### TASK TO CARRY OUT:
Line by line, output the data that follows exactly as written.

### ENTRIES SHOWN:
BEGIN

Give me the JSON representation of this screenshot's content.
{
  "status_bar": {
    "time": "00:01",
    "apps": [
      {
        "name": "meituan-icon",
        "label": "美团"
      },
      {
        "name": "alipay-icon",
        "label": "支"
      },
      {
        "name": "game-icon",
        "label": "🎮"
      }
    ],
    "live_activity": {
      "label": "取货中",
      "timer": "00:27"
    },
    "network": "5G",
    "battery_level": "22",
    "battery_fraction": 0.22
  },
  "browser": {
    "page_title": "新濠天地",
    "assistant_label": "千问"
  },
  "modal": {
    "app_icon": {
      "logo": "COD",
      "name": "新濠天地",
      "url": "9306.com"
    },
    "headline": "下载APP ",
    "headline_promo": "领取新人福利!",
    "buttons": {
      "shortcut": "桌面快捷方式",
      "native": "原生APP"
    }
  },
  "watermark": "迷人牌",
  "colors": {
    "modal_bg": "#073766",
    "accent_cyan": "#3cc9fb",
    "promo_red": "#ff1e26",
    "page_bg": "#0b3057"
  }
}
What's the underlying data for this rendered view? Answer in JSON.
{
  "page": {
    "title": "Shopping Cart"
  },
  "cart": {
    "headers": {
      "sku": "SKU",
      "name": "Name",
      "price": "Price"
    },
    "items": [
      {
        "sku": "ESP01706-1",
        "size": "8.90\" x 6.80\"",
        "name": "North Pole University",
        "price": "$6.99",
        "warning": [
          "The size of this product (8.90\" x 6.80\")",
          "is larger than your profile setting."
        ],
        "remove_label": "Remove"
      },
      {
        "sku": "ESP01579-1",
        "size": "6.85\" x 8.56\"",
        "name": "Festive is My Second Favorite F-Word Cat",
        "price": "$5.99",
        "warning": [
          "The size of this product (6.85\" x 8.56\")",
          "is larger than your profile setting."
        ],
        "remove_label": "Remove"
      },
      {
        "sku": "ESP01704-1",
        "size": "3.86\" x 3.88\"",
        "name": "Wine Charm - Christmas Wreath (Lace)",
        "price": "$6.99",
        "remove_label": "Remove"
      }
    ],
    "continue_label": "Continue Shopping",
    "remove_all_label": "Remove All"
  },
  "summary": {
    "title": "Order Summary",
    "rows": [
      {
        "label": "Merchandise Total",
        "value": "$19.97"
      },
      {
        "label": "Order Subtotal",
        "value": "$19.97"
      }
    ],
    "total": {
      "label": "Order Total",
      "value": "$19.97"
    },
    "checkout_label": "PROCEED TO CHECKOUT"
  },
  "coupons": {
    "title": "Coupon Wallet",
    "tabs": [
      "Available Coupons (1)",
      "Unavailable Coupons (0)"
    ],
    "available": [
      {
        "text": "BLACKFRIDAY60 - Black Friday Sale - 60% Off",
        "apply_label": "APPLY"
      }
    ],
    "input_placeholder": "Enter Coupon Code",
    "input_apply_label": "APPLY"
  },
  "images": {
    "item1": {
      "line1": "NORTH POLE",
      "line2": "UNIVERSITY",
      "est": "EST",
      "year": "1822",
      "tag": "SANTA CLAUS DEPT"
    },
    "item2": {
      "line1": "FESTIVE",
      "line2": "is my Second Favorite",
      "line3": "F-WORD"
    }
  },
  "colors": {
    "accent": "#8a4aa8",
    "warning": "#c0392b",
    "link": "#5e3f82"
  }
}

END

### EXERCISE OUTPUT:
Give me the JSON representation of this screenshot's content.
{
  "status_bar": {
    "time": "00:01",
    "apps": [
      {
        "name": "meituan-icon",
        "label": "美团"
      },
      {
        "name": "alipay-icon",
        "label": "支"
      },
      {
        "name": "game-icon",
        "label": "🎮"
      }
    ],
    "live_activity": {
      "label": "取货中",
      "timer": "00:27"
    },
    "network": "5G",
    "battery_level": "22",
    "battery_fraction": 0.22
  },
  "browser": {
    "page_title": "新濠天地",
    "assistant_label": "千问"
  },
  "modal": {
    "app_icon": {
      "logo": "COD",
      "name": "新濠天地",
      "url": "9306.com"
    },
    "headline": "下载APP ",
    "headline_promo": "领取新人福利!",
    "buttons": {
      "shortcut": "桌面快捷方式",
      "native": "原生APP"
    }
  },
  "watermark": "迷人牌",
  "colors": {
    "modal_bg": "#073766",
    "accent_cyan": "#3cc9fb",
    "promo_red": "#ff1e26",
    "page_bg": "#0b3057"
  }
}
What's the underlying data for this rendered view? Answer in JSON.
{
  "page": {
    "title": "Shopping Cart"
  },
  "cart": {
    "headers": {
      "sku": "SKU",
      "name": "Name",
      "price": "Price"
    },
    "items": [
      {
        "sku": "ESP01706-1",
        "size": "8.90\" x 6.80\"",
        "name": "North Pole University",
        "price": "$6.99",
        "warning": [
          "The size of this product (8.90\" x 6.80\")",
          "is larger than your profile setting."
        ],
        "remove_label": "Remove"
      },
      {
        "sku": "ESP01579-1",
        "size": "6.85\" x 8.56\"",
        "name": "Festive is My Second Favorite F-Word Cat",
        "price": "$5.99",
        "warning": [
          "The size of this product (6.85\" x 8.56\")",
          "is larger than your profile setting."
        ],
        "remove_label": "Remove"
      },
      {
        "sku": "ESP01704-1",
        "size": "3.86\" x 3.88\"",
        "name": "Wine Charm - Christmas Wreath (Lace)",
        "price": "$6.99",
        "remove_label": "Remove"
      }
    ],
    "continue_label": "Continue Shopping",
    "remove_all_label": "Remove All"
  },
  "summary": {
    "title": "Order Summary",
    "rows": [
      {
        "label": "Merchandise Total",
        "value": "$19.97"
      },
      {
        "label": "Order Subtotal",
        "value": "$19.97"
      }
    ],
    "total": {
      "label": "Order Total",
      "value": "$19.97"
    },
    "checkout_label": "PROCEED TO CHECKOUT"
  },
  "coupons": {
    "title": "Coupon Wallet",
    "tabs": [
      "Available Coupons (1)",
      "Unavailable Coupons (0)"
    ],
    "available": [
      {
        "text": "BLACKFRIDAY60 - Black Friday Sale - 60% Off",
        "apply_label": "APPLY"
      }
    ],
    "input_placeholder": "Enter Coupon Code",
    "input_apply_label": "APPLY"
  },
  "images": {
    "item1": {
      "line1": "NORTH POLE",
      "line2": "UNIVERSITY",
      "est": "EST",
      "year": "1822",
      "tag": "SANTA CLAUS DEPT"
    },
    "item2": {
      "line1": "FESTIVE",
      "line2": "is my Second Favorite",
      "line3": "F-WORD"
    }
  },
  "colors": {
    "accent": "#8a4aa8",
    "warning": "#c0392b",
    "link": "#5e3f82"
  }
}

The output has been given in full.